The triage center in Morro Bay has rescued 132 sea lions from San Luis Obispo County beaches since the first of the year. During that same period, 133 northern elephant seals and harbor seals have also been rescued.
“It’s been a very intense couple of months for us,” St. Marie said. “We’ve been getting from one to 10 animals a day in here.”
The crisis is caused by profound changes in the marine food chain off of California.
Normally, strong winds from the north would cause upwellings of cold, nutrient-rich water that is the basis of the ocean food chain. This has not happened, and the fish the sea lions rely on have moved elsewhere to feed.
A mild El Niño winter and climate changes are also considered contributing factors, resulting in ocean temperatures that are two to five degrees warmer than normal for this time of year. This means that sea lion mothers must spend much more time at sea looking for food, St. Marie said.
This has caused the pups, which are born in the Channel Islands, to become malnourished and eventually strike out on their own months earlier than they normally would be weaned. Locally, sea lions have been rescued from San Simeon to the Oceano Dunes.
Normally, the bulk of the animals the center would receive at this time of the year are elephant seals and harbor seals, with a spike in sea lion numbers in May and June when they are normally weaned. The fact that half of its rescues this year have been sea lions shows the severity of the problem, St. Marie said.
Warmer ocean temperatures could persist through the summer to the end of the year, so marine mammal veterinarians are not sure how long the sea lion crisis will last. Sea lions are sensitive to their environments and are often considered sentinel species, animals that can alert scientists to major, long-term changes in the environment.
“What’s scary is that we don’t know when this will end,” said Dr. Shawn Johnson, director of veterinary science at the Marine Mammal Center. “This could be the new normal — a changed environment that we’re dealing with now.”
Meanwhile, Domino flops over to a water trough and takes a drink. This is highly unusual for a sea lion.
“Sea lions normally get their water from the food they eat, so the fact that he is drinking water shows how dehydrated he is,” St. Marie explained.
The facility in Morro Bay is often called a triage center because the animals only stay there a day or two before they are shipped north to the main rehabilitation facility in Sausalito. A starving pup will typically stay at the rehab center for a couple of months before it is released back into the ocean.
While at the Morro Bay facility, volunteers and veterinarians concentrate on rehydrating the seals and restoring their electrolytes to stabilize them for the trip north. Sick seals can also be treated with antibiotics for pneumonia and other ailments.
On Thursday afternoon, a Marine Mammal Center pickup arrived at the triage center. In the back was an elephant seal pup. It was rescued in Shell Beach and showed signs of malnutrition.

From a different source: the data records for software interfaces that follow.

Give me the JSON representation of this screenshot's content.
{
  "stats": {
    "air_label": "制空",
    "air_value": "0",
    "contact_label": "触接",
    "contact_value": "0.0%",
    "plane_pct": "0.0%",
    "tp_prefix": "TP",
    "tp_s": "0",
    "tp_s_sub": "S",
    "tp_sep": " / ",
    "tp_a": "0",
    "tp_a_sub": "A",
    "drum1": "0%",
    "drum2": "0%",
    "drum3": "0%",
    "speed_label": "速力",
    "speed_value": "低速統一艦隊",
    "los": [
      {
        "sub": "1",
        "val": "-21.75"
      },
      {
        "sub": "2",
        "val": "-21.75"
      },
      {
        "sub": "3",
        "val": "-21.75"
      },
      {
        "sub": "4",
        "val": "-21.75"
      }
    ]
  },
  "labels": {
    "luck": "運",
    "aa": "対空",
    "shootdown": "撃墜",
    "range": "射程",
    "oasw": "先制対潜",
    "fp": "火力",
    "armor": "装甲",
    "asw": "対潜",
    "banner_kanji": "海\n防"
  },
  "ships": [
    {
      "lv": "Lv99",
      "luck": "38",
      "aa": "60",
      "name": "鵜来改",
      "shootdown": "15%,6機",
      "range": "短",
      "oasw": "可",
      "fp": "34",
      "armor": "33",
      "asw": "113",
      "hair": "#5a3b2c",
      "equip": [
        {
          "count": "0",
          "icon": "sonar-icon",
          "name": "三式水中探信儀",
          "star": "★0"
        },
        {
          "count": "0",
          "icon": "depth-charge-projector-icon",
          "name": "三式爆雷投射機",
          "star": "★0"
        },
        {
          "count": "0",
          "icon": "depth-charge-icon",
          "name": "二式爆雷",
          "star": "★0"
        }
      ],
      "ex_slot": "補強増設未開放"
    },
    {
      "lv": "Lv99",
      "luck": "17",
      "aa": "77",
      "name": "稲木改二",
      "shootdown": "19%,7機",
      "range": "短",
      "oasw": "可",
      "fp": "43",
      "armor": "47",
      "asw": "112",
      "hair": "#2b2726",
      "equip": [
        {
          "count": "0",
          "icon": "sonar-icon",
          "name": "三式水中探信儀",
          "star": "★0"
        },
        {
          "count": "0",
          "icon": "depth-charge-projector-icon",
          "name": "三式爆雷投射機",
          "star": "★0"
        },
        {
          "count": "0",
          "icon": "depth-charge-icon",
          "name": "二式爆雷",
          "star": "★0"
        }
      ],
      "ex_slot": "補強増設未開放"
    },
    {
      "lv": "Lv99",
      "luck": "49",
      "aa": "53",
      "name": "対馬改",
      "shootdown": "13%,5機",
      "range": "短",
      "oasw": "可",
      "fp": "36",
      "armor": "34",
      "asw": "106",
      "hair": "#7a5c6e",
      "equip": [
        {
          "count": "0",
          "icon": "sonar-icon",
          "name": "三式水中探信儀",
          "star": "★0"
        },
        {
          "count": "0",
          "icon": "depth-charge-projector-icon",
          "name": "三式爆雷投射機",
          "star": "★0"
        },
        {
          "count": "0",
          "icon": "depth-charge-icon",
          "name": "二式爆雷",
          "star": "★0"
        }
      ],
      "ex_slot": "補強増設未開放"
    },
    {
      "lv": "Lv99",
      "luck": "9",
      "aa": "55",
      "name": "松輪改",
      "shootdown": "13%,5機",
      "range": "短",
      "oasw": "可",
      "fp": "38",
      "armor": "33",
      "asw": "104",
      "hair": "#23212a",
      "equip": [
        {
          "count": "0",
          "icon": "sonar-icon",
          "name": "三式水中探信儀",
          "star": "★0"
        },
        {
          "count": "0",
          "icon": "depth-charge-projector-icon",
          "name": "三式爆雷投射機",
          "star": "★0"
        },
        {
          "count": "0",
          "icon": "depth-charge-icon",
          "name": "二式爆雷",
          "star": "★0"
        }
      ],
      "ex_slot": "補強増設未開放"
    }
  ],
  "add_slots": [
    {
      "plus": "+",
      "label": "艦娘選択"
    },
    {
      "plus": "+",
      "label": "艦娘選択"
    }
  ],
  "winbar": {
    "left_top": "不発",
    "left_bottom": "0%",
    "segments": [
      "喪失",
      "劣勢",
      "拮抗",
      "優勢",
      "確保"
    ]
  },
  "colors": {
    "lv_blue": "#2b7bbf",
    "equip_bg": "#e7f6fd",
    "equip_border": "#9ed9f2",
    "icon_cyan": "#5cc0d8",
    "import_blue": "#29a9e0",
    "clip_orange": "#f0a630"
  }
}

After the pup was unloaded into a cage, the volunteers set about selecting a name for him. This can be tougher than it might seem because a name can only be reused once a decade.
The crew had just finished a pizza lunch so the name Pizza was suggested. A database containing tens of thousands of potential names was checked, and the name was found to be available, so he was dubbed Pizza on the spot.
Selecting a name for arriving animals is typical of the amazing diversity of duties the facility’s 30 volunteers perform. They work at all hours, day and night, and do everything from rescuing, feeding and transporting the seals.
“The volunteers are amazing; they really are,” St. Marie said.
How to help
It takes a lot of money to run the Marine Mammal Center. Purchases range from syringes to 1,200 pounds of herring a day to feed the seals. The general public can help by making a donation.
Anyone interested in donating or volunteering should go to the website www.marinemammalcenter.org.